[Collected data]
[Start of section]
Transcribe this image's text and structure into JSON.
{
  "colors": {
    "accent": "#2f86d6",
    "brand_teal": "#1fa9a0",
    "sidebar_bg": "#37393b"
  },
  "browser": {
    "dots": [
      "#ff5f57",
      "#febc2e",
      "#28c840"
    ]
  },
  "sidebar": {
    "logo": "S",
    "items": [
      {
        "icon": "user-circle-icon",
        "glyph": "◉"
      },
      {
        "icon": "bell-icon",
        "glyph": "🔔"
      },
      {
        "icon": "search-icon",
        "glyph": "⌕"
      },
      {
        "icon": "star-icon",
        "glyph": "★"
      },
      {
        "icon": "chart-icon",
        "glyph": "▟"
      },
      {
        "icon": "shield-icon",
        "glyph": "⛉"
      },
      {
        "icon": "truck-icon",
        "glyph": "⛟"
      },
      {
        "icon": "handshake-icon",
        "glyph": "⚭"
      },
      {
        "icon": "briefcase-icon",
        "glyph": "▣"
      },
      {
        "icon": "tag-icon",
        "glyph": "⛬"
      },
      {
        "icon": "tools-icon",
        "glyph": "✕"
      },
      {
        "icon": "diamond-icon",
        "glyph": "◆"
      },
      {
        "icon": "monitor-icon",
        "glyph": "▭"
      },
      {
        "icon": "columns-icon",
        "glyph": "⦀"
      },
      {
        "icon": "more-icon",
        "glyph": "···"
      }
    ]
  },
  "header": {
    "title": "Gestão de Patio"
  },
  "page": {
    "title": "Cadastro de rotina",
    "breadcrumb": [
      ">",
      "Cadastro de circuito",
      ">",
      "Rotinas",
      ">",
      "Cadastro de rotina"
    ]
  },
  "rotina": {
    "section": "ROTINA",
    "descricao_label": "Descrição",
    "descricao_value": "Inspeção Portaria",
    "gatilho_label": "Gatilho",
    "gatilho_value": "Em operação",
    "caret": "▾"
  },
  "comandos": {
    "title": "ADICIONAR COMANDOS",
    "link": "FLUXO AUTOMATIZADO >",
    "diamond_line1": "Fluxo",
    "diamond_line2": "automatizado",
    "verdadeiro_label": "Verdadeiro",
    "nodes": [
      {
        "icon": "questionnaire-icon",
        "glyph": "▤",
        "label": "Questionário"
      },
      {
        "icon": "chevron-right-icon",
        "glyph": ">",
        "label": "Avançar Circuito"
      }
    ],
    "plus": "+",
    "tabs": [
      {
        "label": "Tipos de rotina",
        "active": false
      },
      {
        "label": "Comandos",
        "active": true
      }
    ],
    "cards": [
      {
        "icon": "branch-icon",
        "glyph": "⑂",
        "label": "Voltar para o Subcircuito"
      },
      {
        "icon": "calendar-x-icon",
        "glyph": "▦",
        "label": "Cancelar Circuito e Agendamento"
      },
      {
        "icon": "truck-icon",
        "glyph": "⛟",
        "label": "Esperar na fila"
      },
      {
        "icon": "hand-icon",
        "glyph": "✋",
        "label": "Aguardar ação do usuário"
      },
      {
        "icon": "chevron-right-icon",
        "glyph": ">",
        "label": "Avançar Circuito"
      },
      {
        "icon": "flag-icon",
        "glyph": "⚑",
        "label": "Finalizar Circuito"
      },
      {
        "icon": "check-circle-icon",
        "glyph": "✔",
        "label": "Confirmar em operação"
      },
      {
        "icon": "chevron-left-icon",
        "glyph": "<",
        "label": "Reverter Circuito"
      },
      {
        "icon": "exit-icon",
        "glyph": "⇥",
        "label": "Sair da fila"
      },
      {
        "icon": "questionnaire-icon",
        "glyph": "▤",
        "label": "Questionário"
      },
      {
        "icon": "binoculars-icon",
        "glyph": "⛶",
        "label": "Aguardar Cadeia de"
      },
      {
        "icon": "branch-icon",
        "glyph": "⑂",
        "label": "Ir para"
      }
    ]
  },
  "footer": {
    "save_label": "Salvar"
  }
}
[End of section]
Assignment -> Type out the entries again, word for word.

Expected answer ->
Transcribe this image's text and structure into JSON.
{
  "colors": {
    "accent": "#2f86d6",
    "brand_teal": "#1fa9a0",
    "sidebar_bg": "#37393b"
  },
  "browser": {
    "dots": [
      "#ff5f57",
      "#febc2e",
      "#28c840"
    ]
  },
  "sidebar": {
    "logo": "S",
    "items": [
      {
        "icon": "user-circle-icon",
        "glyph": "◉"
      },
      {
        "icon": "bell-icon",
        "glyph": "🔔"
      },
      {
        "icon": "search-icon",
        "glyph": "⌕"
      },
      {
        "icon": "star-icon",
        "glyph": "★"
      },
      {
        "icon": "chart-icon",
        "glyph": "▟"
      },
      {
        "icon": "shield-icon",
        "glyph": "⛉"
      },
      {
        "icon": "truck-icon",
        "glyph": "⛟"
      },
      {
        "icon": "handshake-icon",
        "glyph": "⚭"
      },
      {
        "icon": "briefcase-icon",
        "glyph": "▣"
      },
      {
        "icon": "tag-icon",
        "glyph": "⛬"
      },
      {
        "icon": "tools-icon",
        "glyph": "✕"
      },
      {
        "icon": "diamond-icon",
        "glyph": "◆"
      },
      {
        "icon": "monitor-icon",
        "glyph": "▭"
      },
      {
        "icon": "columns-icon",
        "glyph": "⦀"
      },
      {
        "icon": "more-icon",
        "glyph": "···"
      }
    ]
  },
  "header": {
    "title": "Gestão de Patio"
  },
  "page": {
    "title": "Cadastro de rotina",
    "breadcrumb": [
      ">",
      "Cadastro de circuito",
      ">",
      "Rotinas",
      ">",
      "Cadastro de rotina"
    ]
  },
  "rotina": {
    "section": "ROTINA",
    "descricao_label": "Descrição",
    "descricao_value": "Inspeção Portaria",
    "gatilho_label": "Gatilho",
    "gatilho_value": "Em operação",
    "caret": "▾"
  },
  "comandos": {
    "title": "ADICIONAR COMANDOS",
    "link": "FLUXO AUTOMATIZADO >",
    "diamond_line1": "Fluxo",
    "diamond_line2": "automatizado",
    "verdadeiro_label": "Verdadeiro",
    "nodes": [
      {
        "icon": "questionnaire-icon",
        "glyph": "▤",
        "label": "Questionário"
      },
      {
        "icon": "chevron-right-icon",
        "glyph": ">",
        "label": "Avançar Circuito"
      }
    ],
    "plus": "+",
    "tabs": [
      {
        "label": "Tipos de rotina",
        "active": false
      },
      {
        "label": "Comandos",
        "active": true
      }
    ],
    "cards": [
      {
        "icon": "branch-icon",
        "glyph": "⑂",
        "label": "Voltar para o Subcircuito"
      },
      {
        "icon": "calendar-x-icon",
        "glyph": "▦",
        "label": "Cancelar Circuito e Agendamento"
      },
      {
        "icon": "truck-icon",
        "glyph": "⛟",
        "label": "Esperar na fila"
      },
      {
        "icon": "hand-icon",
        "glyph": "✋",
        "label": "Aguardar ação do usuário"
      },
      {
        "icon": "chevron-right-icon",
        "glyph": ">",
        "label": "Avançar Circuito"
      },
      {
        "icon": "flag-icon",
        "glyph": "⚑",
        "label": "Finalizar Circuito"
      },
      {
        "icon": "check-circle-icon",
        "glyph": "✔",
        "label": "Confirmar em operação"
      },
      {
        "icon": "chevron-left-icon",
        "glyph": "<",
        "label": "Reverter Circuito"
      },
      {
        "icon": "exit-icon",
        "glyph": "⇥",
        "label": "Sair da fila"
      },
      {
        "icon": "questionnaire-icon",
        "glyph": "▤",
        "label": "Questionário"
      },
      {
        "icon": "binoculars-icon",
        "glyph": "⛶",
        "label": "Aguardar Cadeia de"
      },
      {
        "icon": "branch-icon",
        "glyph": "⑂",
        "label": "Ir para"
      }
    ]
  },
  "footer": {
    "save_label": "Salvar"
  }
}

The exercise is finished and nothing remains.